As a “first worshiper” (worship leader), one of the most important things I can do is to try to help people understand what worship is. This is a seemingly simple task that can be very challenging because, no matter how much I explain it, nothing will happen if the people I lead don’t take action themselves. It’s like trying to explain swimming to a person. There is only so much information you can absorb before you have to get into the water and go for it. Worship is both simple and deep which makes any effort to define it either trite or laborious.
Despite these challenges, here is one definition you may have heard me or someone else use before:
Worship is when we honor God for who he is, for what he has done, and when we say yes to his invitation.

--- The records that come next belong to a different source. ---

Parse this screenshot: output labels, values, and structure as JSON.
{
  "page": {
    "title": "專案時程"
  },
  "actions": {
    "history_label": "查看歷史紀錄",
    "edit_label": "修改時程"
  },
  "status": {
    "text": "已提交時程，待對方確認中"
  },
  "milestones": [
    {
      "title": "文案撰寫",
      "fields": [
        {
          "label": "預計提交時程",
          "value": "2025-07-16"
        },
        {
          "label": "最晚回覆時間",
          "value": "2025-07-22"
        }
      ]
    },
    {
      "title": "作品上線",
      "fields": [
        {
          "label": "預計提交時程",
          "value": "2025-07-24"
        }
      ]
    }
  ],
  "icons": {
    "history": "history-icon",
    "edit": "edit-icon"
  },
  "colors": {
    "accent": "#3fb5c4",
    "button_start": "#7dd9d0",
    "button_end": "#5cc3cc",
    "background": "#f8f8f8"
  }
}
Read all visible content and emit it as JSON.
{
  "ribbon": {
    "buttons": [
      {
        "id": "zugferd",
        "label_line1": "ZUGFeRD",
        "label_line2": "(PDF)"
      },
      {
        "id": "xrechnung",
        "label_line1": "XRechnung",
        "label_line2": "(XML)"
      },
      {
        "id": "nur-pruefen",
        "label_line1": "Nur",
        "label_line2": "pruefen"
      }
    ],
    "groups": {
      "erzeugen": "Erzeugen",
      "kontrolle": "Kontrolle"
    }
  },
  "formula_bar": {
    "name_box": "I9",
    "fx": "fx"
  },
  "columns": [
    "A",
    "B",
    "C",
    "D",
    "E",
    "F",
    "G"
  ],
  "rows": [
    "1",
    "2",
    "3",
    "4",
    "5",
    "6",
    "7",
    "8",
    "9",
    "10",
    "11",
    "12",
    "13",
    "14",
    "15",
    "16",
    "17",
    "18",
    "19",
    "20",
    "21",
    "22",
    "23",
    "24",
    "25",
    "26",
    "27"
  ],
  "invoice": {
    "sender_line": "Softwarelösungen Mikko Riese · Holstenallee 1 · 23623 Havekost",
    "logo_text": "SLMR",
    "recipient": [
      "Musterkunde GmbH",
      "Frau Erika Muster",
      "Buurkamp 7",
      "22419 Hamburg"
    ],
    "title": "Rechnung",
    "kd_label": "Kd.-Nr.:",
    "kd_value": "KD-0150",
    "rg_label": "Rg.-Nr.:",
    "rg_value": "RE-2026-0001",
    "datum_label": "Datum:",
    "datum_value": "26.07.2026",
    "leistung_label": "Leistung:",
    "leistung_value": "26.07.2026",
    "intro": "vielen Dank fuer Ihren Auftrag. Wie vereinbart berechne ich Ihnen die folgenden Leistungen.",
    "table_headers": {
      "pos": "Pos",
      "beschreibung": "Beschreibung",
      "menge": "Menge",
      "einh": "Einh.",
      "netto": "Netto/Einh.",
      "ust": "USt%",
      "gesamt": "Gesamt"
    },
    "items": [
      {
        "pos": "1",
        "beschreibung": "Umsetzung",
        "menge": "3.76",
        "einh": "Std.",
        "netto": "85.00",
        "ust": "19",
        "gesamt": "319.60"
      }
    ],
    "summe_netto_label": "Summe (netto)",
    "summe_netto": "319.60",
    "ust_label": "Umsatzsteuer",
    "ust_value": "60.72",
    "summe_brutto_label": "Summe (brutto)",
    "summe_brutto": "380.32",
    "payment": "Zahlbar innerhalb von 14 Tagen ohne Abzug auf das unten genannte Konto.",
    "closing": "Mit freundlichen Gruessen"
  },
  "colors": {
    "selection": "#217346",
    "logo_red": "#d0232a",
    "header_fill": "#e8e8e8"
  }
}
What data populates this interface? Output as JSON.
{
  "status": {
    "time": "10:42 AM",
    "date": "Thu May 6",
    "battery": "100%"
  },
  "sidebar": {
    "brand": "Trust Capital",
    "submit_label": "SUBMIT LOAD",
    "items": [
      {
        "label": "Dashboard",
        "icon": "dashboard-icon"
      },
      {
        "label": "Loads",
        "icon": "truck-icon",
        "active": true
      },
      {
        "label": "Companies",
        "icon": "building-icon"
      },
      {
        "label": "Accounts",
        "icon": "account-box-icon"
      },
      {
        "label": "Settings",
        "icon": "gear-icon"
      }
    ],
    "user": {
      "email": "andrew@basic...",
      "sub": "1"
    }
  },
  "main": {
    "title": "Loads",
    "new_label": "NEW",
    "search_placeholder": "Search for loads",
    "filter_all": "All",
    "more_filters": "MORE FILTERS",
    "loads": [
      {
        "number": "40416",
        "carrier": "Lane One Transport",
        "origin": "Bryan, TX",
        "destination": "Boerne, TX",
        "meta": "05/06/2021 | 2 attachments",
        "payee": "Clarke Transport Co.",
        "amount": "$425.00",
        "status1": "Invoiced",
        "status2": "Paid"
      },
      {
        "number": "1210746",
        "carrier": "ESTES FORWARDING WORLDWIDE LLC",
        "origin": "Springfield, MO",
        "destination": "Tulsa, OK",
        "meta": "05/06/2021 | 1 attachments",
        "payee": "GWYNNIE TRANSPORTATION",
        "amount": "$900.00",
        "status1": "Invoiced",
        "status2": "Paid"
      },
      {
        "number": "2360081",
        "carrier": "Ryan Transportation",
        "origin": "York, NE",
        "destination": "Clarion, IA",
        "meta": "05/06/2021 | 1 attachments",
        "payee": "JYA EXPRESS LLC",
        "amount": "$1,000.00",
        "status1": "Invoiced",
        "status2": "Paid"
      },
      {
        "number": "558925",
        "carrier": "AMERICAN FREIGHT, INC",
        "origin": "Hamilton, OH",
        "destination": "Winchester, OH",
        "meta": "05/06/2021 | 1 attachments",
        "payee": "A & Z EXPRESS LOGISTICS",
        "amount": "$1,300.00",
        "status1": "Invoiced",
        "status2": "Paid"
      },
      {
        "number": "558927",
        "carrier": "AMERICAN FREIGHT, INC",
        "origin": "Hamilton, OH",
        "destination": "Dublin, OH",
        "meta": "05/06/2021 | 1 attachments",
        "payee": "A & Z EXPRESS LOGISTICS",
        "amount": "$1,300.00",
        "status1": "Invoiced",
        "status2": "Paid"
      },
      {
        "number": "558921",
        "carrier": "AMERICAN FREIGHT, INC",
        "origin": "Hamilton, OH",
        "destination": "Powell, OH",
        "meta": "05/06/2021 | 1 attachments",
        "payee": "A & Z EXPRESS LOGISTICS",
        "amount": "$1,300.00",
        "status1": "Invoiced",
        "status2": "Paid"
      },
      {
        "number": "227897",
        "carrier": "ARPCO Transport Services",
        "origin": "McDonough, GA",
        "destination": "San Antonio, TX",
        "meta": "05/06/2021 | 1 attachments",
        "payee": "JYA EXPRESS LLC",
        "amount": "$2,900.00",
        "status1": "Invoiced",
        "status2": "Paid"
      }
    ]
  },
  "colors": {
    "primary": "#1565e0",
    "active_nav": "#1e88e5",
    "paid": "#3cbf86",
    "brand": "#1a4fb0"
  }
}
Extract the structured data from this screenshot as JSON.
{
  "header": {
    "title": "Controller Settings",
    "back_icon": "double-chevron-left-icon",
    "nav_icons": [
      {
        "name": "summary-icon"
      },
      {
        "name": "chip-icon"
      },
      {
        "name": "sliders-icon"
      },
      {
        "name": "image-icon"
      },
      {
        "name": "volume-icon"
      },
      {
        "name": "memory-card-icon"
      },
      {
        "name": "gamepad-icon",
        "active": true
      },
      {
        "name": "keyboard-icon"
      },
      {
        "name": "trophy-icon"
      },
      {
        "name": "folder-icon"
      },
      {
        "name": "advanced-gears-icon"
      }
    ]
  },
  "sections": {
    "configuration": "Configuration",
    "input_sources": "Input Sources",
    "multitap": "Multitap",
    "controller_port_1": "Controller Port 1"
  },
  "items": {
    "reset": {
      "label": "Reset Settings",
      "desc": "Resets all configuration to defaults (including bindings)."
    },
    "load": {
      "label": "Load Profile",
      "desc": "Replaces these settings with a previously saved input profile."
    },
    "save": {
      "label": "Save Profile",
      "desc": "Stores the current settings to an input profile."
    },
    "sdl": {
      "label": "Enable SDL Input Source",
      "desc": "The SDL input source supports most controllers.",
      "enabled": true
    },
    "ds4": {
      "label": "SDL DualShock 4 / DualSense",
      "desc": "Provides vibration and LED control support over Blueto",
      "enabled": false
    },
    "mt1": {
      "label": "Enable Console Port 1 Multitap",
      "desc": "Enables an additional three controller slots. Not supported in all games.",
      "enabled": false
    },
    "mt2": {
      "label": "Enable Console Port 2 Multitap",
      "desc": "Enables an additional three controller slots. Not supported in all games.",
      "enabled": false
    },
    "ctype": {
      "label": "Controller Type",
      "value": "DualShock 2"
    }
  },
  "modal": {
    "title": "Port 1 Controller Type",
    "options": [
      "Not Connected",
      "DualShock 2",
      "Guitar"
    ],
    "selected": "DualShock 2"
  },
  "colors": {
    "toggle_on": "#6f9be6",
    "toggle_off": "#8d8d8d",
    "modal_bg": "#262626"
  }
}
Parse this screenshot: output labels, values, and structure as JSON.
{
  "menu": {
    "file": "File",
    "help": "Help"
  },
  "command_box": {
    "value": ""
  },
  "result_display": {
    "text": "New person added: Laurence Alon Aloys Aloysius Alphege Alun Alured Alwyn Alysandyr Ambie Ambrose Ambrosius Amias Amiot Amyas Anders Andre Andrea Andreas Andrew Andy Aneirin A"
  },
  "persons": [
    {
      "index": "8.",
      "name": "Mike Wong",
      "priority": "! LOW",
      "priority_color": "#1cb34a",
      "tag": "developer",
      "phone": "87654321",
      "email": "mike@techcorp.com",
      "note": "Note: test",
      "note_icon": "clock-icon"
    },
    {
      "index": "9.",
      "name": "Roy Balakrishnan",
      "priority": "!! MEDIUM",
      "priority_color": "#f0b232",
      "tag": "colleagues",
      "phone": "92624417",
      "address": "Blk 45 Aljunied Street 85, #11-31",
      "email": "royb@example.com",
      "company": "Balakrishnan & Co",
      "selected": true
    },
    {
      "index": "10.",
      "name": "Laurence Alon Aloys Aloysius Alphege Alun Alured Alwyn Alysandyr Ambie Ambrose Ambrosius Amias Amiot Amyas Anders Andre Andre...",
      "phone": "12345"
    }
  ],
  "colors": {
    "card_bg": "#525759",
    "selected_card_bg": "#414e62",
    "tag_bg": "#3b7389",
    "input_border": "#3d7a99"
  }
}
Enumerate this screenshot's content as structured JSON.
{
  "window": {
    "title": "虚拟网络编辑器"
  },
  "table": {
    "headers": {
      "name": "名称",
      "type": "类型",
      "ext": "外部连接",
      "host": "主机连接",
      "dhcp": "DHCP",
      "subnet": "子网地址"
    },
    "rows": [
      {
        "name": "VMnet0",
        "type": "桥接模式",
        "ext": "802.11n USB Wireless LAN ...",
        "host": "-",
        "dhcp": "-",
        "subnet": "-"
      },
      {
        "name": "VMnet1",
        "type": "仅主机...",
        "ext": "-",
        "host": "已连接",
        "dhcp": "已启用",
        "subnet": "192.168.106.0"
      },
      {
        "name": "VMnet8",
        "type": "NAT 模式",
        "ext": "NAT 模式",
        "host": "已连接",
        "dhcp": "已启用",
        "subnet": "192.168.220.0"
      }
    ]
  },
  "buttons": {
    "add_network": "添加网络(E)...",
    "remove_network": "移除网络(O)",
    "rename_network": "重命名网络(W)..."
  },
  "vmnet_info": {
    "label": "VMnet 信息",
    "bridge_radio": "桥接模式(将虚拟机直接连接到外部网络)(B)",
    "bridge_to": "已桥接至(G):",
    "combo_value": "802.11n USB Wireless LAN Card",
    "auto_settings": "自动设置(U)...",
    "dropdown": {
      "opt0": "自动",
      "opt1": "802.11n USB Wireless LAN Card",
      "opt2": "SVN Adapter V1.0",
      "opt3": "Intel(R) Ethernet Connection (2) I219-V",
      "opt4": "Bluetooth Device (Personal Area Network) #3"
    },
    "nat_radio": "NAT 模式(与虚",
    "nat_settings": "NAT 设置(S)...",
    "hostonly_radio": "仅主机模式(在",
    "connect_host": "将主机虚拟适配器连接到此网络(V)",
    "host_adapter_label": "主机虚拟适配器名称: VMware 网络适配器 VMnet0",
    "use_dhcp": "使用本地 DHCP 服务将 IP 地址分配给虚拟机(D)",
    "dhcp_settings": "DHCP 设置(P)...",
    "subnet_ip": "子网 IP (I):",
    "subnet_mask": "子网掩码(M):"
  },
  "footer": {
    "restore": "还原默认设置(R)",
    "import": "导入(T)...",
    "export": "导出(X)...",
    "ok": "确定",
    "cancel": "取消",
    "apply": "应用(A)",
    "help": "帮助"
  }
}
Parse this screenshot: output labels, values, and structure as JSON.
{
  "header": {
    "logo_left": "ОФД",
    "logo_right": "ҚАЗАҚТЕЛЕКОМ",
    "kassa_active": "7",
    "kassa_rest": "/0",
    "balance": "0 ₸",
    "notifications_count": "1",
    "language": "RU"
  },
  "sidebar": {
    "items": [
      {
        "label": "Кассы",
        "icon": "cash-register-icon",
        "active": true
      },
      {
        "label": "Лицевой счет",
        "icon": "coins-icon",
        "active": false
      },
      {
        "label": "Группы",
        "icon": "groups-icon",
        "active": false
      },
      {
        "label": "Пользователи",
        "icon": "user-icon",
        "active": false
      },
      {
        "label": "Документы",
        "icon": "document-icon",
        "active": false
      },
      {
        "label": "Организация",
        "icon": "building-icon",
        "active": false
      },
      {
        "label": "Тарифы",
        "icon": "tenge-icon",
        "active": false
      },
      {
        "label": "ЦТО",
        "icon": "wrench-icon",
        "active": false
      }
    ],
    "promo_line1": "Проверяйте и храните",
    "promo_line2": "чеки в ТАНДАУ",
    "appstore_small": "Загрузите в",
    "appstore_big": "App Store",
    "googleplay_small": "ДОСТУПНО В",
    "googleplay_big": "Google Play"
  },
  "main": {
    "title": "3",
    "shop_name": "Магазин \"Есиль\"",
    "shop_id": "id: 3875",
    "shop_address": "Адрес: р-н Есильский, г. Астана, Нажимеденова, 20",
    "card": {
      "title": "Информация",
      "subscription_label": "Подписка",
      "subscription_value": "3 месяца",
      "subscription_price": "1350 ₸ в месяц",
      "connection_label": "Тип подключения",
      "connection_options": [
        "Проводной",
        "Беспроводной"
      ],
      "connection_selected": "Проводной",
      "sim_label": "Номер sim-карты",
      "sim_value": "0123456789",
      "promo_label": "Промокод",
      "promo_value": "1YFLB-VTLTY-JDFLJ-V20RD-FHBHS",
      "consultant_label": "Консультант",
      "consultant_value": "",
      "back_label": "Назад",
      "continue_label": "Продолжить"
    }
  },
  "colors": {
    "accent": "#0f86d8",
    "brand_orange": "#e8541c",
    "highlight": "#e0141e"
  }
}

I would love to expound on each of these three parts, but that might take a while. The most important thing about the first two is that they involve our acknowledgement and our adoration for God’s attributes and actions. Today I would like to focus more extensively on the third part of the definition, our response to God.
What does it mean to respond to God, and what should our response be? There are many types of responses. If I ask you a question you can respond to me either with a grunt, a one-word answer, or a paragraph that goes far beyond what I asked. So it’s important that we don’t just respond to God, but how we respond is crucial. As I’ve thought about it, two traits come to mind that are inherent to our response to God: surrender and invitation.
After I have acknowledged and adored God for who he is and what he has done, my response to him is first in surrender. He is king and I am not. I surrender my will, my heart, all of my life to his will and his purpose. Surrender leads to obedience, which is the mark of a disciple (John 14:15). I don’t hold back or fight for my own rights. I know that what he has for me is best and I give myself wholly to him. I step down from the throne of my heart and give him his rightful place as king over my life.
Once I have surrendered to him, my natural next step is to invite, to plead, to ask him to consume me, to change me, to give me more of his Spirit to guide me and transform my life. Since there is no end to God, I can spend a lifetime (and eternity) asking him to draw me higher up and deeper in to who he is.
This isn’t an exercise meant only for times of corporate worship or singing songs. Worship of God goes far beyond that. Any time of day or night, I can in my heart yield myself fully to him and ask for more of him in my life. And you can do the same.
So today may your day be full of continuous worship walking in step with the Spirit (Gal. 5). I can promise you that you will find depths of peace, joy, and contentment that cannot be found anywhere else.